### What you should do
If a line in the entries contains the word "JSON", list it.

### Data extracted from a collection
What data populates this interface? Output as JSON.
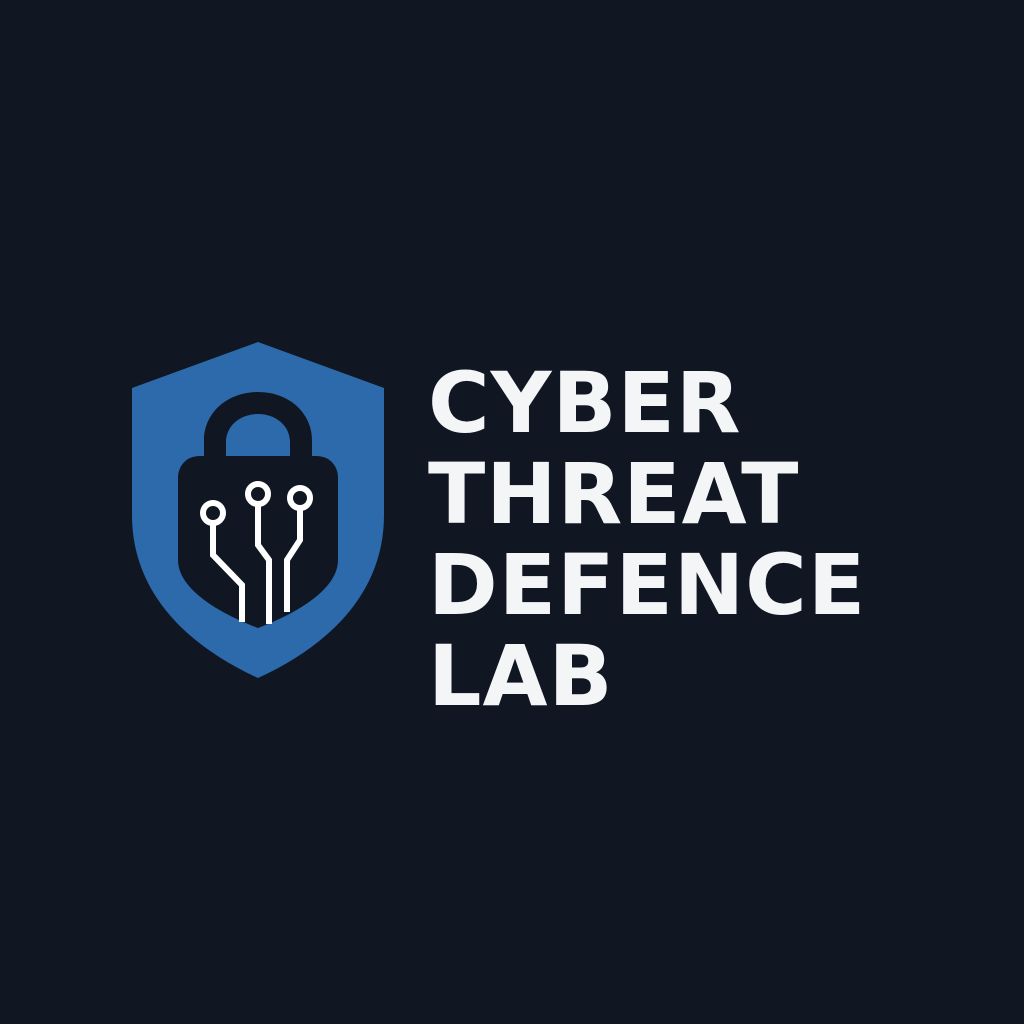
{
  "logo": {
    "lines": [
      "CYBER",
      "THREAT",
      "DEFENCE",
      "LAB"
    ],
    "emblem_icon": "shield-padlock-circuit-icon"
  },
  "colors": {
    "background": "#111722",
    "shield": "#2c6aac",
    "lock": "#111722",
    "circuit": "#ffffff",
    "text": "#f4f5f7"
  }
}
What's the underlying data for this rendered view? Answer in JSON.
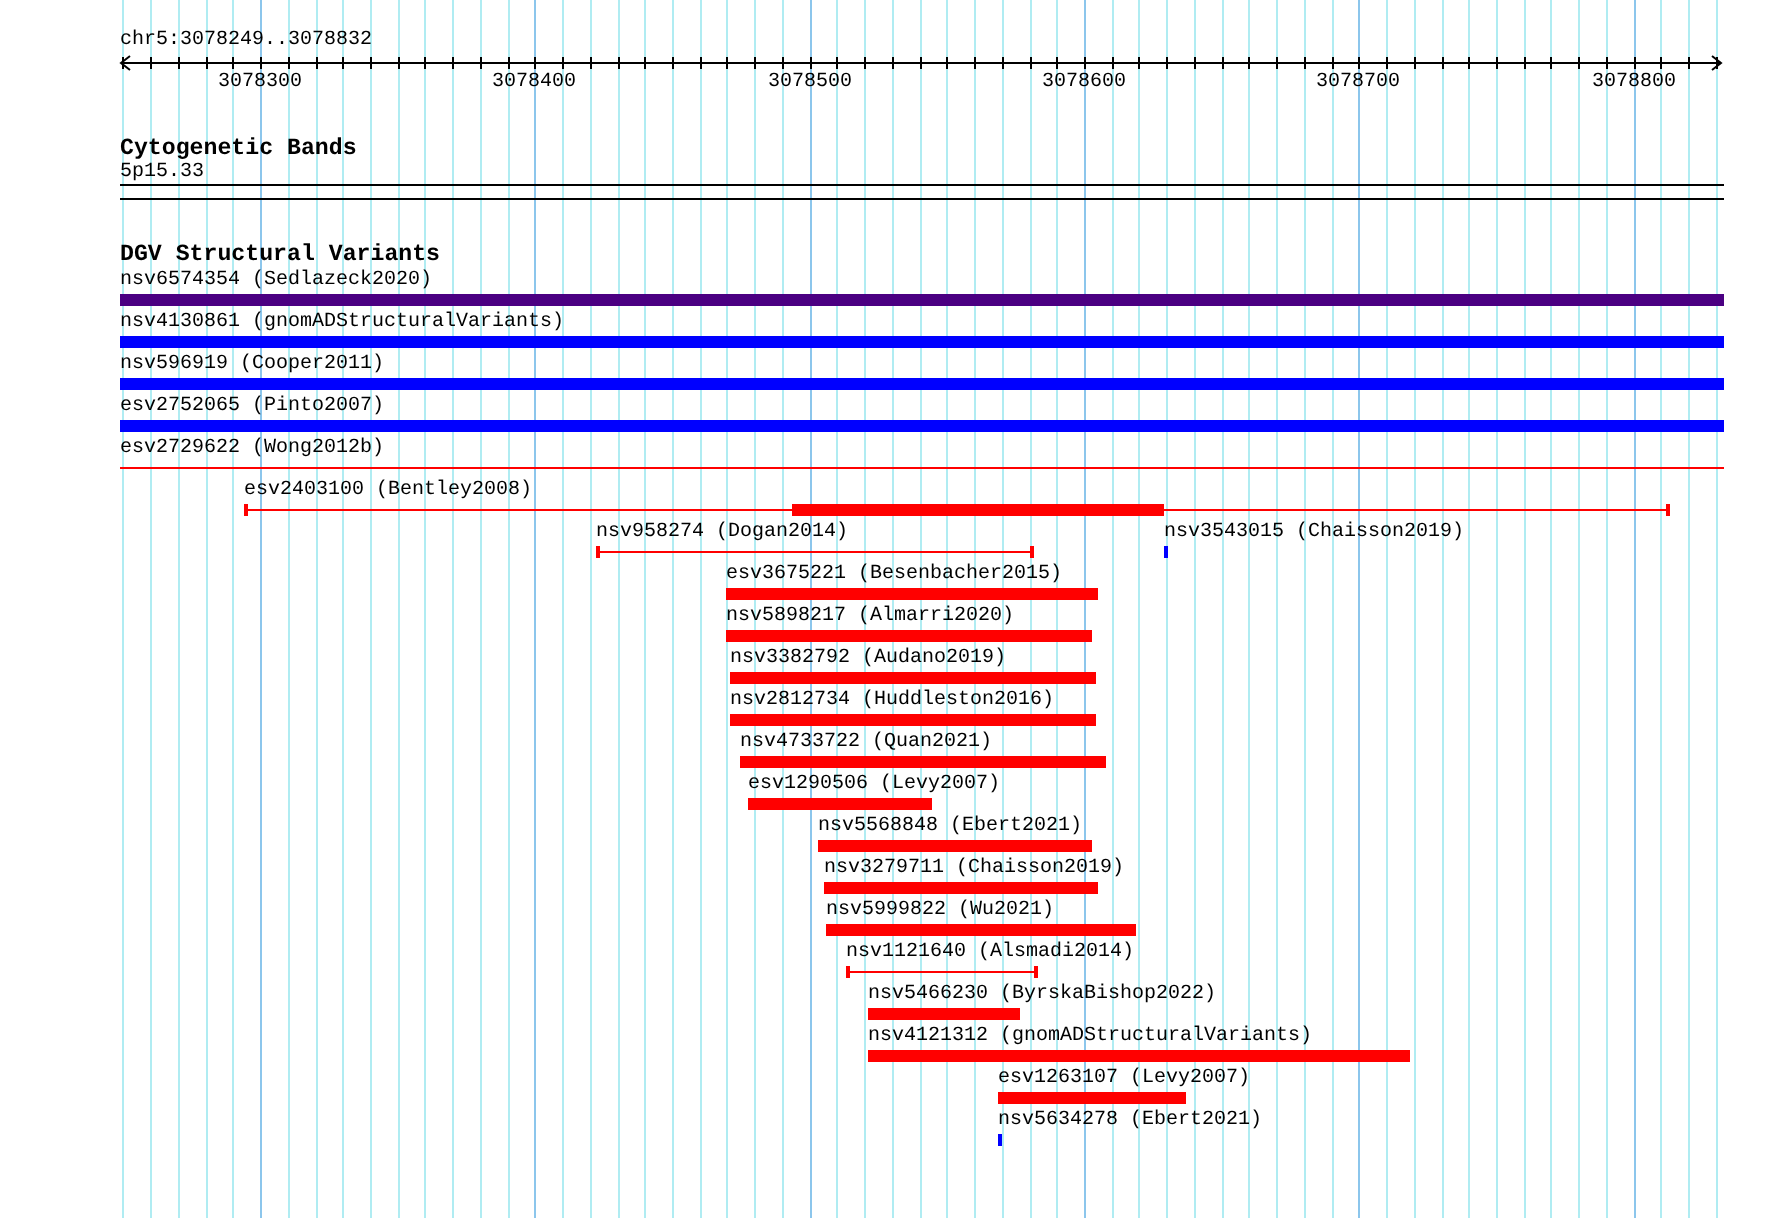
{
  "ruler": {
    "location": "chr5:3078249..3078832",
    "ticks": [
      "3078300",
      "3078400",
      "3078500",
      "3078600",
      "3078700",
      "3078800"
    ]
  },
  "tracks": [
    {
      "title": "Cytogenetic Bands",
      "kind": "bands",
      "bands": [
        {
          "label": "5p15.33"
        }
      ]
    },
    {
      "title": "DGV Structural Variants",
      "kind": "features",
      "rows": [
        {
          "features": [
            {
              "label": "nsv6574354 (Sedlazeck2020)",
              "kind": "bar",
              "color": "#4b0082"
            }
          ]
        },
        {
          "features": [
            {
              "label": "nsv4130861 (gnomADStructuralVariants)",
              "kind": "bar",
              "color": "#0000ff"
            }
          ]
        },
        {
          "features": [
            {
              "label": "nsv596919 (Cooper2011)",
              "kind": "bar",
              "color": "#0000ff"
            }
          ]
        },
        {
          "features": [
            {
              "label": "esv2752065 (Pinto2007)",
              "kind": "bar",
              "color": "#0000ff"
            }
          ]
        },
        {
          "features": [
            {
              "label": "esv2729622 (Wong2012b)",
              "kind": "line",
              "color": "#ff0000"
            }
          ]
        },
        {
          "features": [
            {
              "label": "esv2403100 (Bentley2008)",
              "kind": "hybrid",
              "color": "#ff0000"
            }
          ]
        },
        {
          "features": [
            {
              "label": "nsv958274 (Dogan2014)",
              "kind": "line",
              "color": "#ff0000"
            },
            {
              "label": "nsv3543015 (Chaisson2019)",
              "kind": "bar",
              "color": "#0000ff"
            }
          ]
        },
        {
          "features": [
            {
              "label": "esv3675221 (Besenbacher2015)",
              "kind": "bar",
              "color": "#ff0000"
            }
          ]
        },
        {
          "features": [
            {
              "label": "nsv5898217 (Almarri2020)",
              "kind": "bar",
              "color": "#ff0000"
            }
          ]
        },
        {
          "features": [
            {
              "label": "nsv3382792 (Audano2019)",
              "kind": "bar",
              "color": "#ff0000"
            }
          ]
        },
        {
          "features": [
            {
              "label": "nsv2812734 (Huddleston2016)",
              "kind": "bar",
              "color": "#ff0000"
            }
          ]
        },
        {
          "features": [
            {
              "label": "nsv4733722 (Quan2021)",
              "kind": "bar",
              "color": "#ff0000"
            }
          ]
        },
        {
          "features": [
            {
              "label": "esv1290506 (Levy2007)",
              "kind": "bar",
              "color": "#ff0000"
            }
          ]
        },
        {
          "features": [
            {
              "label": "nsv5568848 (Ebert2021)",
              "kind": "bar",
              "color": "#ff0000"
            }
          ]
        },
        {
          "features": [
            {
              "label": "nsv3279711 (Chaisson2019)",
              "kind": "bar",
              "color": "#ff0000"
            }
          ]
        },
        {
          "features": [
            {
              "label": "nsv5999822 (Wu2021)",
              "kind": "bar",
              "color": "#ff0000"
            }
          ]
        },
        {
          "features": [
            {
              "label": "nsv1121640 (Alsmadi2014)",
              "kind": "line",
              "color": "#ff0000"
            }
          ]
        },
        {
          "features": [
            {
              "label": "nsv5466230 (ByrskaBishop2022)",
              "kind": "bar",
              "color": "#ff0000"
            }
          ]
        },
        {
          "features": [
            {
              "label": "nsv4121312 (gnomADStructuralVariants)",
              "kind": "bar",
              "color": "#ff0000"
            }
          ]
        },
        {
          "features": [
            {
              "label": "esv1263107 (Levy2007)",
              "kind": "bar",
              "color": "#ff0000"
            }
          ]
        },
        {
          "features": [
            {
              "label": "nsv5634278 (Ebert2021)",
              "kind": "bar",
              "color": "#0000ff"
            }
          ]
        }
      ]
    }
  ]
}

### Answer to the problem
What data populates this interface? Output as JSON.
What's the underlying data for this rendered view? Answer in JSON.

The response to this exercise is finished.